> EXERCISE DIRECTIONS: Give back the full listing exactly, setting the pictures aside.

> SUPPLIED RECORDS:
********************

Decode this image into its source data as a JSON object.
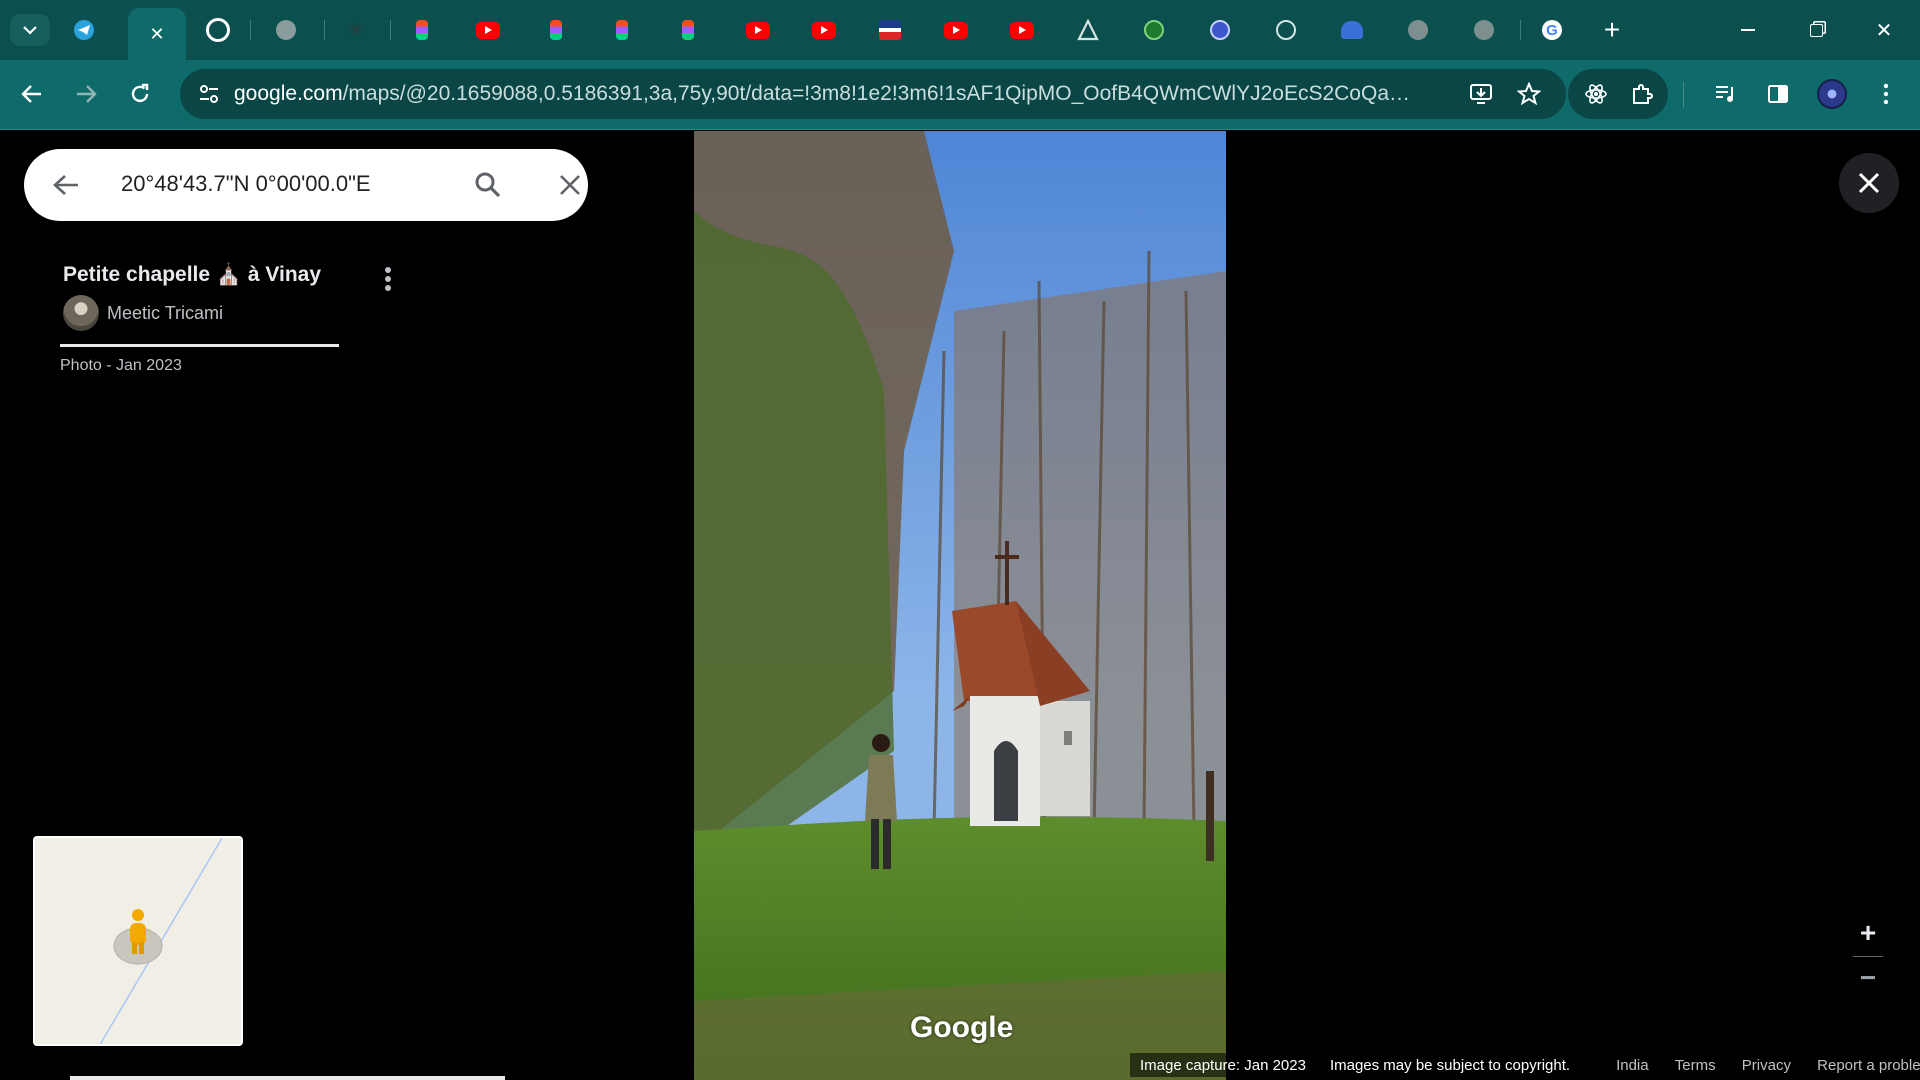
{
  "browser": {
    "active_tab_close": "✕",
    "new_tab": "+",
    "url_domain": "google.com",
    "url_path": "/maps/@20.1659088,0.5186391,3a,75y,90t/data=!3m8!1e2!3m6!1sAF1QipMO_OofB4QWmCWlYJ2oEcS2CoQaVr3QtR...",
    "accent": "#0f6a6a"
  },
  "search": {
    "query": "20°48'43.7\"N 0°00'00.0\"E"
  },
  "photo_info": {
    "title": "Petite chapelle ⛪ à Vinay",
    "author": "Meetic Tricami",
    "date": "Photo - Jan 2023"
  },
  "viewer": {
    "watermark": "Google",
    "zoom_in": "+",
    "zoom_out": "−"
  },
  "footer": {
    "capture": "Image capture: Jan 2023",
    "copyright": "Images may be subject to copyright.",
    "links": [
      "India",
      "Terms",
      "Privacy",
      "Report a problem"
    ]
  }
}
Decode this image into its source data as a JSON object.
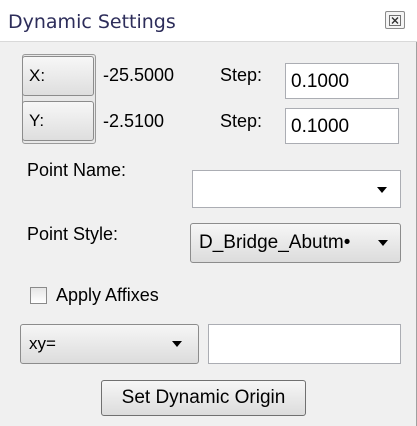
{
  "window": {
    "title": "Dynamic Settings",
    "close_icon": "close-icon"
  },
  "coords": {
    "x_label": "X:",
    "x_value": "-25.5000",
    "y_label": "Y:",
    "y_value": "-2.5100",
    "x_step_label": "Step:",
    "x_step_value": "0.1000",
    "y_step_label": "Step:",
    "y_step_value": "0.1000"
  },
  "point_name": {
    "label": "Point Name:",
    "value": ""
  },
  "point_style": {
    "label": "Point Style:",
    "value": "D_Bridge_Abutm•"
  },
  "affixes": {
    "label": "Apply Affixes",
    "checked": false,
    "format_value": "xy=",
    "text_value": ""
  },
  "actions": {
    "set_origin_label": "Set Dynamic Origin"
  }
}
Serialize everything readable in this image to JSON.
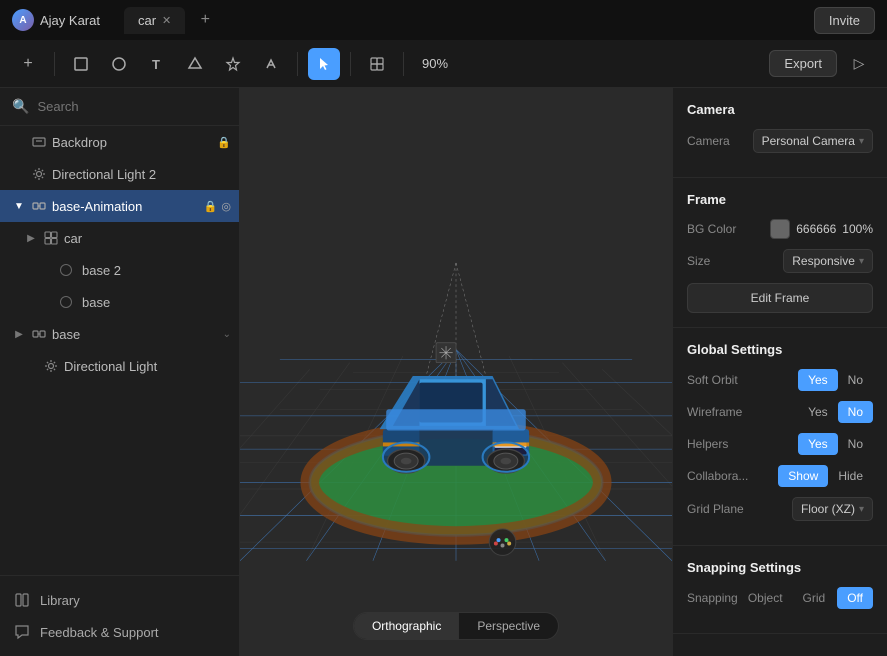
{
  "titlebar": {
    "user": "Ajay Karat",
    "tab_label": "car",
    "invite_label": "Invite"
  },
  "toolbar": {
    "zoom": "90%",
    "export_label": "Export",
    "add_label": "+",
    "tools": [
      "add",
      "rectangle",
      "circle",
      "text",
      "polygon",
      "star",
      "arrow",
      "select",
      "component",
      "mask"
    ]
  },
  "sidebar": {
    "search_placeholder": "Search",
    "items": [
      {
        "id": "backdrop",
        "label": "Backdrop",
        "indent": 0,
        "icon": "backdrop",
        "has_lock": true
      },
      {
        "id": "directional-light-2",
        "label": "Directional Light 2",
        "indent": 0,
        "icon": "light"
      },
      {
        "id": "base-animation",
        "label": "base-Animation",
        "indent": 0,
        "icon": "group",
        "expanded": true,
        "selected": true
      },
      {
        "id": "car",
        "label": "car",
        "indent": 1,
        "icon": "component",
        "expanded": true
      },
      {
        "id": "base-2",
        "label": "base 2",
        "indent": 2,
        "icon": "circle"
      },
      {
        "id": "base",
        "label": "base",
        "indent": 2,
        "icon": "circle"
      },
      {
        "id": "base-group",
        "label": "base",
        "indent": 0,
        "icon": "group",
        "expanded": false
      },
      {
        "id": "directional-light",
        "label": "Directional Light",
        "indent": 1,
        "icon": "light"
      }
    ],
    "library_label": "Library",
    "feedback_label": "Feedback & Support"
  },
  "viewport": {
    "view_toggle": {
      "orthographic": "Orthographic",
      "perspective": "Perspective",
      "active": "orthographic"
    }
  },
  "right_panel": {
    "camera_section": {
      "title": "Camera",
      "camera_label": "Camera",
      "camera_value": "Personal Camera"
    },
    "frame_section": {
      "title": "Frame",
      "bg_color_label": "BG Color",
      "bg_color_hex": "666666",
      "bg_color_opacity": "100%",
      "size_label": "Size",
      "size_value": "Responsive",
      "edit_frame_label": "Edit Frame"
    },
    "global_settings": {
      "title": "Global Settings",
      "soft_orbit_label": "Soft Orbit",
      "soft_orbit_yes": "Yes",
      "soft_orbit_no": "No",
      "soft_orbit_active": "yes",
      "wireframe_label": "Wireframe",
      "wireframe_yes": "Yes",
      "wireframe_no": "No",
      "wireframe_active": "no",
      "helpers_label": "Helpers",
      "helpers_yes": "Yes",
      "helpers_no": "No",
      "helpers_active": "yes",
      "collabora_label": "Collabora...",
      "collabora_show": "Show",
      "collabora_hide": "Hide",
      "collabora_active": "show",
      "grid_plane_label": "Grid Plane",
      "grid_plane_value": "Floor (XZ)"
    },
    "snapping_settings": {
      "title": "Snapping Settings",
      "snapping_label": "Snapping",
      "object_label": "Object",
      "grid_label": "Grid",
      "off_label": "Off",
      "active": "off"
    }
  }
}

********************

> ANSWER AREA:
Decode this image into its source data as a JSON object.
{
  "browser": {
    "active_tab_close": "✕",
    "new_tab": "+",
    "url_domain": "google.com",
    "url_path": "/maps/@20.1659088,0.5186391,3a,75y,90t/data=!3m8!1e2!3m6!1sAF1QipMO_OofB4QWmCWlYJ2oEcS2CoQaVr3QtR...",
    "accent": "#0f6a6a"
  },
  "search": {
    "query": "20°48'43.7\"N 0°00'00.0\"E"
  },
  "photo_info": {
    "title": "Petite chapelle ⛪ à Vinay",
    "author": "Meetic Tricami",
    "date": "Photo - Jan 2023"
  },
  "viewer": {
    "watermark": "Google",
    "zoom_in": "+",
    "zoom_out": "−"
  },
  "footer": {
    "capture": "Image capture: Jan 2023",
    "copyright": "Images may be subject to copyright.",
    "links": [
      "India",
      "Terms",
      "Privacy",
      "Report a problem"
    ]
  }
}
Decode this image into its source data as a JSON object.
{
  "window": {
    "title": "Dynamic Settings",
    "close_icon": "close-icon"
  },
  "coords": {
    "x_label": "X:",
    "x_value": "-25.5000",
    "y_label": "Y:",
    "y_value": "-2.5100",
    "x_step_label": "Step:",
    "x_step_value": "0.1000",
    "y_step_label": "Step:",
    "y_step_value": "0.1000"
  },
  "point_name": {
    "label": "Point Name:",
    "value": ""
  },
  "point_style": {
    "label": "Point Style:",
    "value": "D_Bridge_Abutm•"
  },
  "affixes": {
    "label": "Apply Affixes",
    "checked": false,
    "format_value": "xy=",
    "text_value": ""
  },
  "actions": {
    "set_origin_label": "Set Dynamic Origin"
  }
}
Serialize everything readable in this image to JSON.
{
  "titlebar": {
    "user": "Ajay Karat",
    "tab_label": "car",
    "invite_label": "Invite"
  },
  "toolbar": {
    "zoom": "90%",
    "export_label": "Export",
    "add_label": "+",
    "tools": [
      "add",
      "rectangle",
      "circle",
      "text",
      "polygon",
      "star",
      "arrow",
      "select",
      "component",
      "mask"
    ]
  },
  "sidebar": {
    "search_placeholder": "Search",
    "items": [
      {
        "id": "backdrop",
        "label": "Backdrop",
        "indent": 0,
        "icon": "backdrop",
        "has_lock": true
      },
      {
        "id": "directional-light-2",
        "label": "Directional Light 2",
        "indent": 0,
        "icon": "light"
      },
      {
        "id": "base-animation",
        "label": "base-Animation",
        "indent": 0,
        "icon": "group",
        "expanded": true,
        "selected": true
      },
      {
        "id": "car",
        "label": "car",
        "indent": 1,
        "icon": "component",
        "expanded": true
      },
      {
        "id": "base-2",
        "label": "base 2",
        "indent": 2,
        "icon": "circle"
      },
      {
        "id": "base",
        "label": "base",
        "indent": 2,
        "icon": "circle"
      },
      {
        "id": "base-group",
        "label": "base",
        "indent": 0,
        "icon": "group",
        "expanded": false
      },
      {
        "id": "directional-light",
        "label": "Directional Light",
        "indent": 1,
        "icon": "light"
      }
    ],
    "library_label": "Library",
    "feedback_label": "Feedback & Support"
  },
  "viewport": {
    "view_toggle": {
      "orthographic": "Orthographic",
      "perspective": "Perspective",
      "active": "orthographic"
    }
  },
  "right_panel": {
    "camera_section": {
      "title": "Camera",
      "camera_label": "Camera",
      "camera_value": "Personal Camera"
    },
    "frame_section": {
      "title": "Frame",
      "bg_color_label": "BG Color",
      "bg_color_hex": "666666",
      "bg_color_opacity": "100%",
      "size_label": "Size",
      "size_value": "Responsive",
      "edit_frame_label": "Edit Frame"
    },
    "global_settings": {
      "title": "Global Settings",
      "soft_orbit_label": "Soft Orbit",
      "soft_orbit_yes": "Yes",
      "soft_orbit_no": "No",
      "soft_orbit_active": "yes",
      "wireframe_label": "Wireframe",
      "wireframe_yes": "Yes",
      "wireframe_no": "No",
      "wireframe_active": "no",
      "helpers_label": "Helpers",
      "helpers_yes": "Yes",
      "helpers_no": "No",
      "helpers_active": "yes",
      "collabora_label": "Collabora...",
      "collabora_show": "Show",
      "collabora_hide": "Hide",
      "collabora_active": "show",
      "grid_plane_label": "Grid Plane",
      "grid_plane_value": "Floor (XZ)"
    },
    "snapping_settings": {
      "title": "Snapping Settings",
      "snapping_label": "Snapping",
      "object_label": "Object",
      "grid_label": "Grid",
      "off_label": "Off",
      "active": "off"
    }
  }
}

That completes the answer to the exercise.